Staten IslandCentral Booking (718) 876-8493 Richmond County (Staten Island) Criminal Court (718) 390-8400 Note: On weekends, call the Brooklyn Arraignment Office (718) 643-5675 67 Targee Street (between Frean and Purroy Streets) Directions: From Ferry Terminal take S74 bus to Broad Street and Gordon Street or S78 bus to Broad Street and Thompkins Avenue; Courthouse is approximately four blocks from either stop.
New York City Central Booking
New York Criminal Court Structure
The Criminal Court of New York City
This court handles misdemeanor offenses from arrest through trial. This court also handles arraignments felony cases. If an individual is arrested in New York City, he/she will be arraigned at one of the many criminal courts in New York City.
District courts are located in Nassau County and the five western towns of Suffolk County. These courts serve as trial courts for misdemeanors; they also handle felony arraignments.
City Courts and Town and Village:
These courts serve as trial courts for misdemeanors. The courts also handle felony arraignments. The courts are divided into Districts by City/County.
The Town and Village Court judges do not have to be lawyers.
The Supreme Court:
The New York State Supreme Court is a statewide court that handles felony prosecutions.
Types of Criminal Offenses
A violation is not considered a criminal matter. Violations are punishable by up to 15 days in jail and/or a fine. Usually if you are charged with a violation, the police officer will not take you into custody. Instead, the officer will give you a Desk Appearance Ticket (“DAT”) with a return date, time and courthouse written on the ticket.
Misdemeanors are crimes punishable by a maximum of one year in jail and/or a fine. The classes of misdemeanor offenses are A and B misdemeanors. There are also unclassified misdemeanors. If you are charged with a misdemeanor, the Police Officer must file a misdemeanor complaint in the Criminal Court in the borough where the criminal conduct allegedly happened.
Felonies are crimes punishable by a state prison sentence in excess of one year and a fine. For the crime of murder in the first degree, a death sentence can be imposed. Felonies are classified as A1, A2, B, C, D, or E felonies.
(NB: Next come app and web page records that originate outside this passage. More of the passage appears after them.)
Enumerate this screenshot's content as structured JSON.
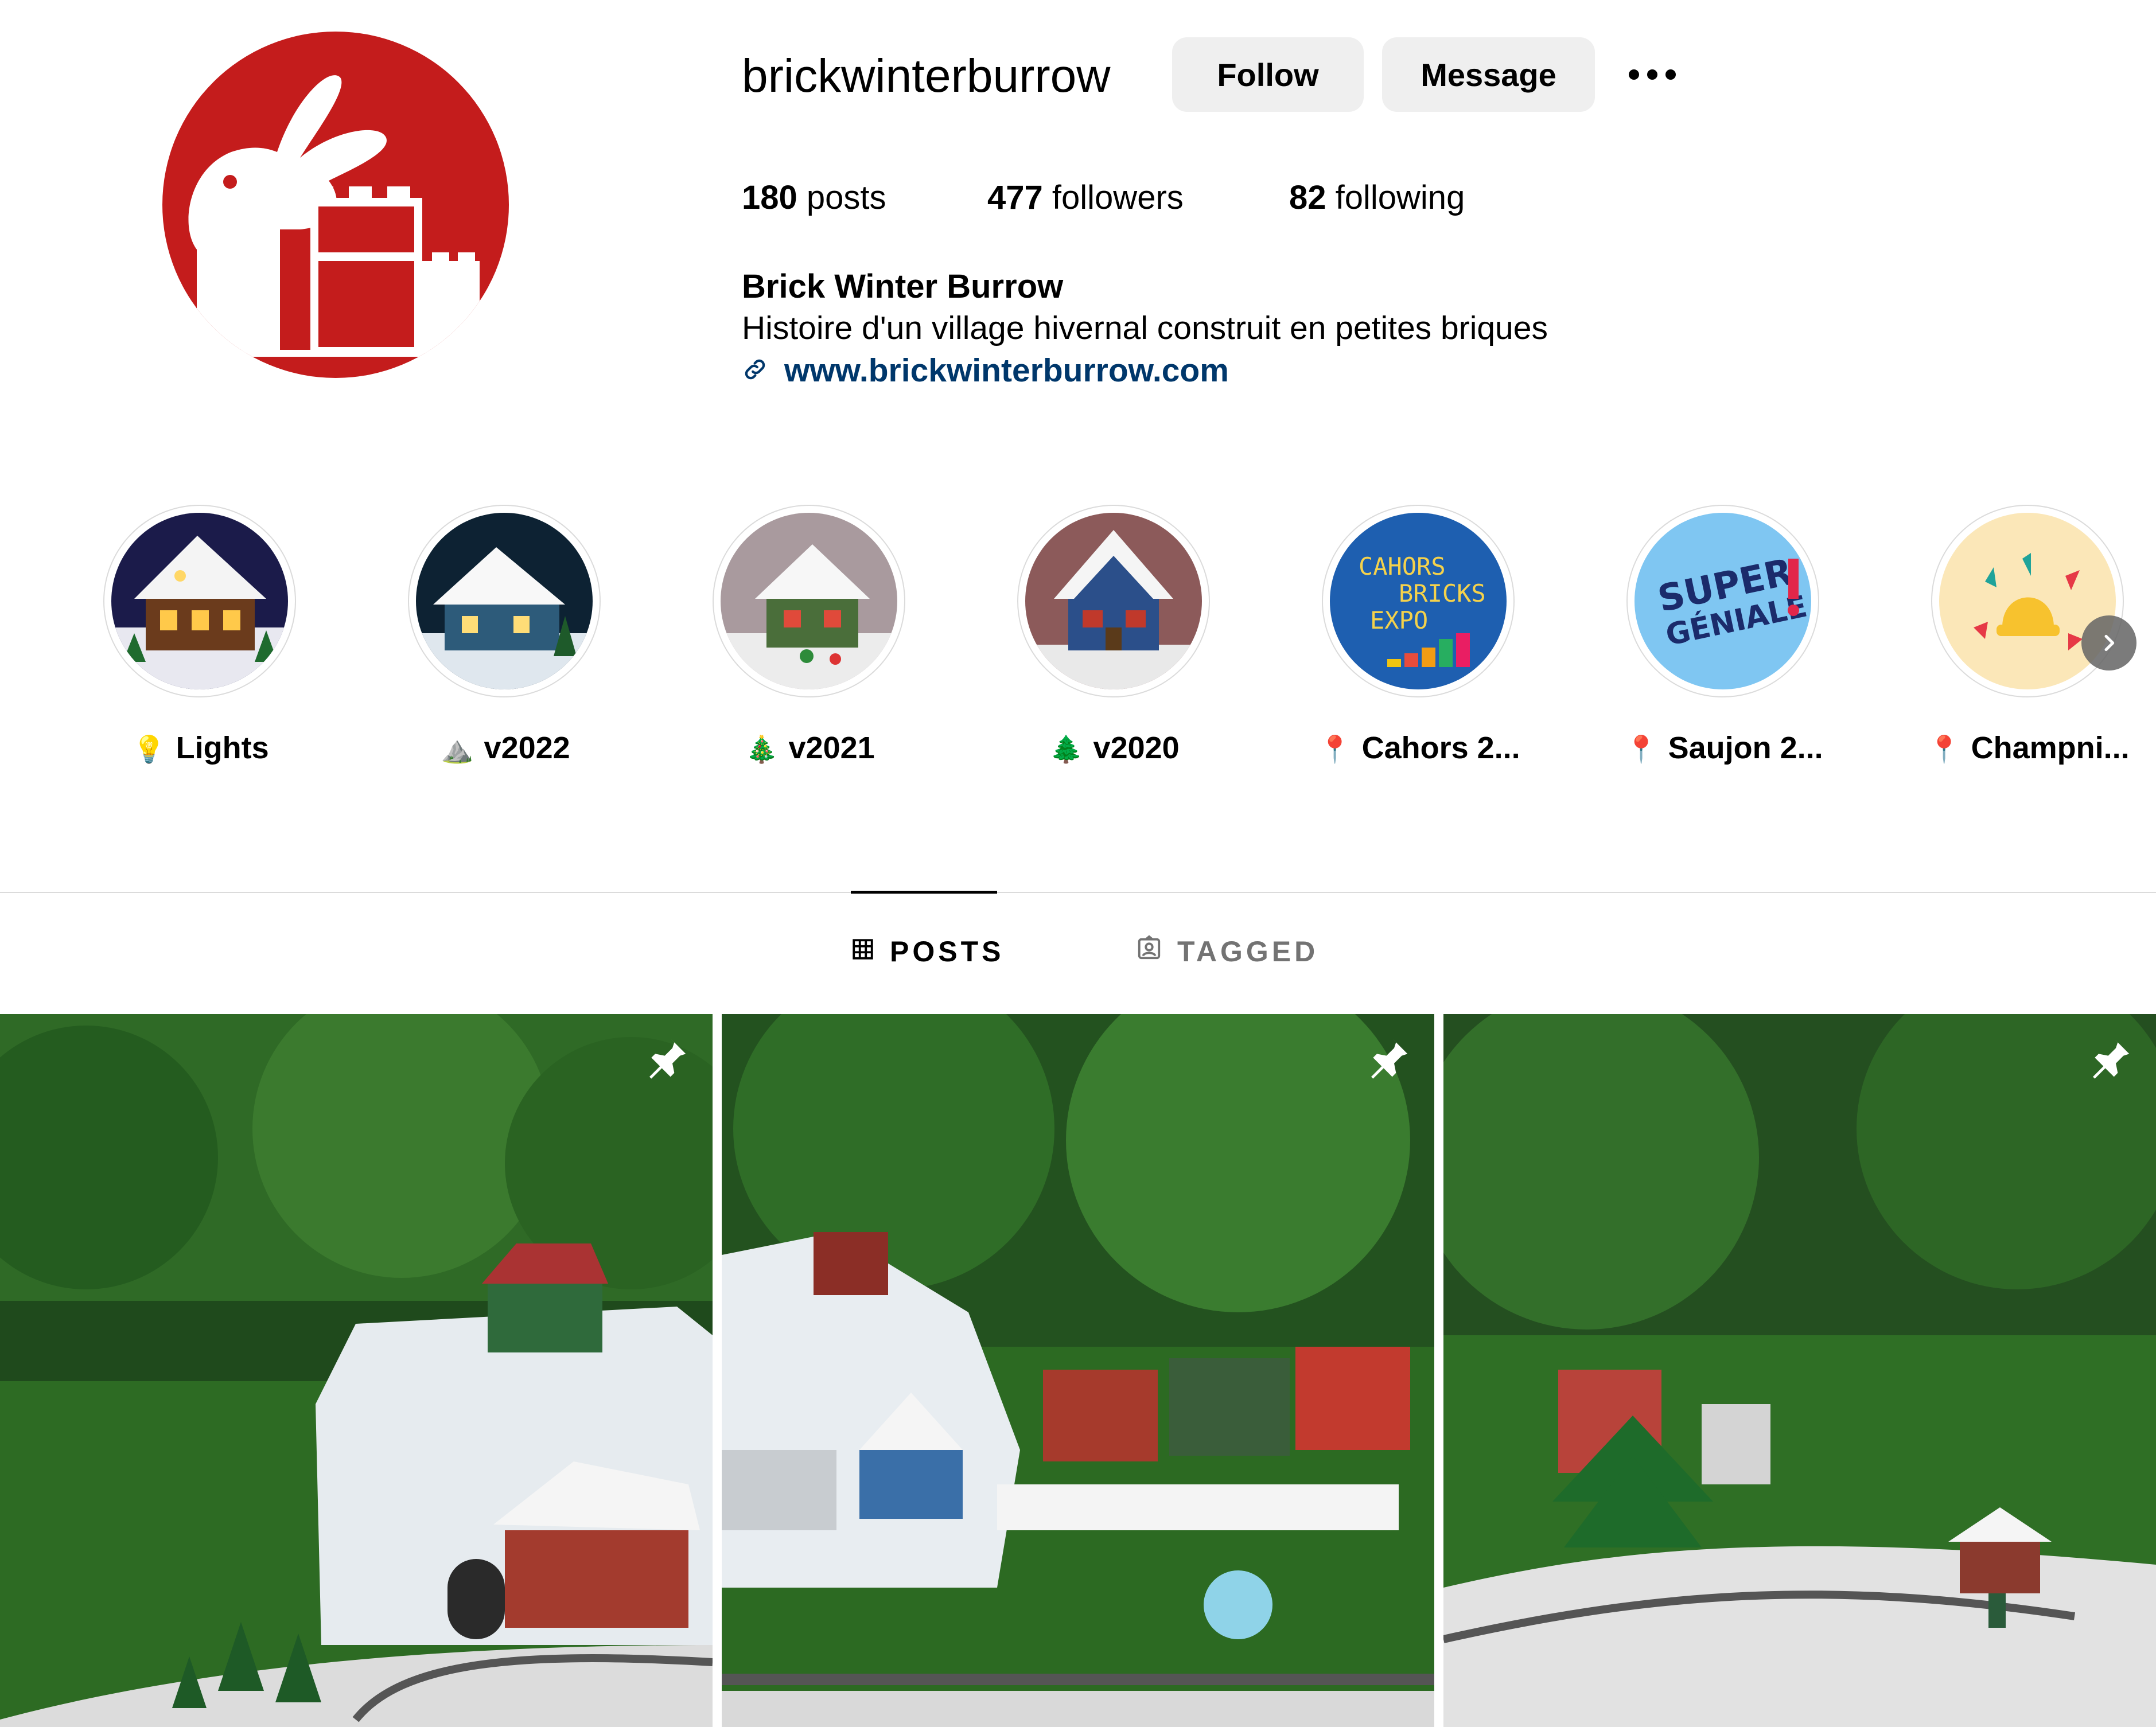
{
  "profile": {
    "username": "brickwinterburrow",
    "follow_label": "Follow",
    "message_label": "Message",
    "more_icon": "more-horizontal-icon",
    "stats": {
      "posts_count": "180",
      "posts_label": "posts",
      "followers_count": "477",
      "followers_label": "followers",
      "following_count": "82",
      "following_label": "following"
    },
    "display_name": "Brick Winter Burrow",
    "bio": "Histoire d'un village hivernal construit en petites briques",
    "link": "www.brickwinterburrow.com",
    "avatar_color": "#c41c1c"
  },
  "highlights": [
    {
      "emoji": "💡",
      "label": "Lights"
    },
    {
      "emoji": "⛰️",
      "label": "v2022"
    },
    {
      "emoji": "🎄",
      "label": "v2021"
    },
    {
      "emoji": "🌲",
      "label": "v2020"
    },
    {
      "emoji": "📍",
      "label": "Cahors 2..."
    },
    {
      "emoji": "📍",
      "label": "Saujon 2..."
    },
    {
      "emoji": "📍",
      "label": "Champni..."
    }
  ],
  "highlight_art": {
    "cahors_text": [
      "CAHORS",
      "BRICKS",
      "EXPO"
    ],
    "saujon_text": [
      "SUPER",
      "GÉNIALE"
    ]
  },
  "tabs": [
    {
      "label": "POSTS",
      "icon": "grid-icon",
      "active": true
    },
    {
      "label": "TAGGED",
      "icon": "tagged-icon",
      "active": false
    }
  ],
  "posts": [
    {
      "pinned": true,
      "icon": "pin-icon"
    },
    {
      "pinned": true,
      "icon": "pin-icon"
    },
    {
      "pinned": true,
      "icon": "pin-icon"
    }
  ],
  "colors": {
    "link": "#00376b",
    "button_bg": "#efefef",
    "divider": "#dbdbdb",
    "inactive_tab": "#737373"
  }
}
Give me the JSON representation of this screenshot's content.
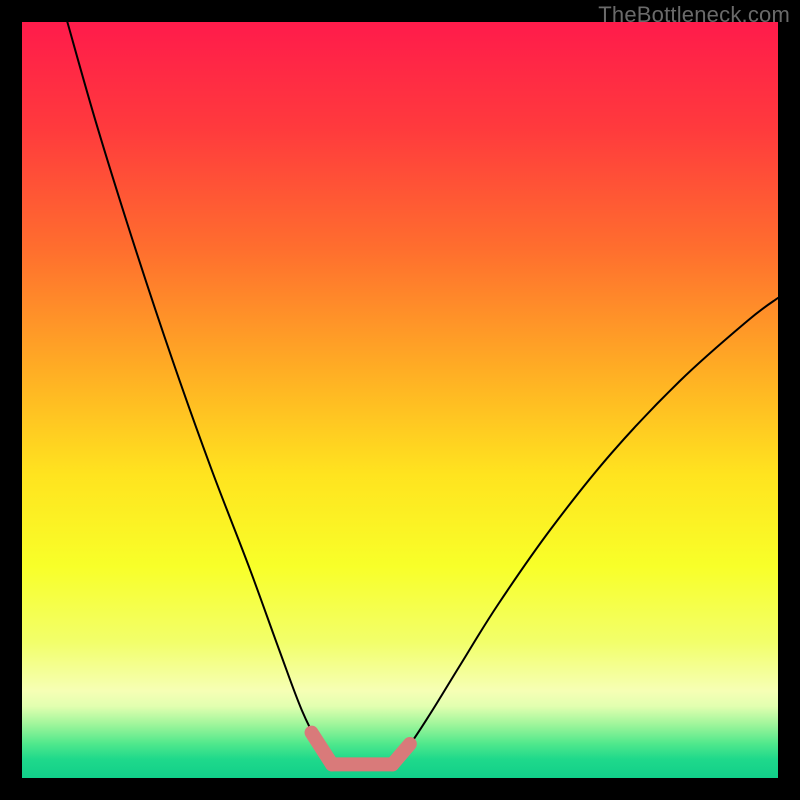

If you are charged with a felony, the Police Officer must file a felony complaint in the Criminal Court in the borough where the criminal conduct allegedly happened. The initial misdemeanor or felony complaint can contain “hearsay allegations.” The phrase “hearsay allegations” means that the person who signs the complaint, who is often the arresting officer, does not have first-hand knowledge of the incident. The complaint must also allege facts of an evidentiary nature that support or tend to support the charges—in other words, facts that strongly suggest that the charges are valid. Before you can go to trial, the Prosecution will have to convert the complaint into an “information.” The factual part of an information does not contain any hearsay allegations. A complaint can be converted into an information by use of a supporting deposition or corroborating affidavit. These are documents that are signed by either the alleged victim or someone else with first-hand knowledge of the incident—for instance, a witness. Thus they eliminate the element of hearsay from the complaint. Every element of the offense charged in an information must be must be supported by non-hearsay allegations. These allegations may be stated in the information itself or attached in supporting depositions. One of your rights is that the prosecution must present a sufficient information at time of trial in order for the case to go forward.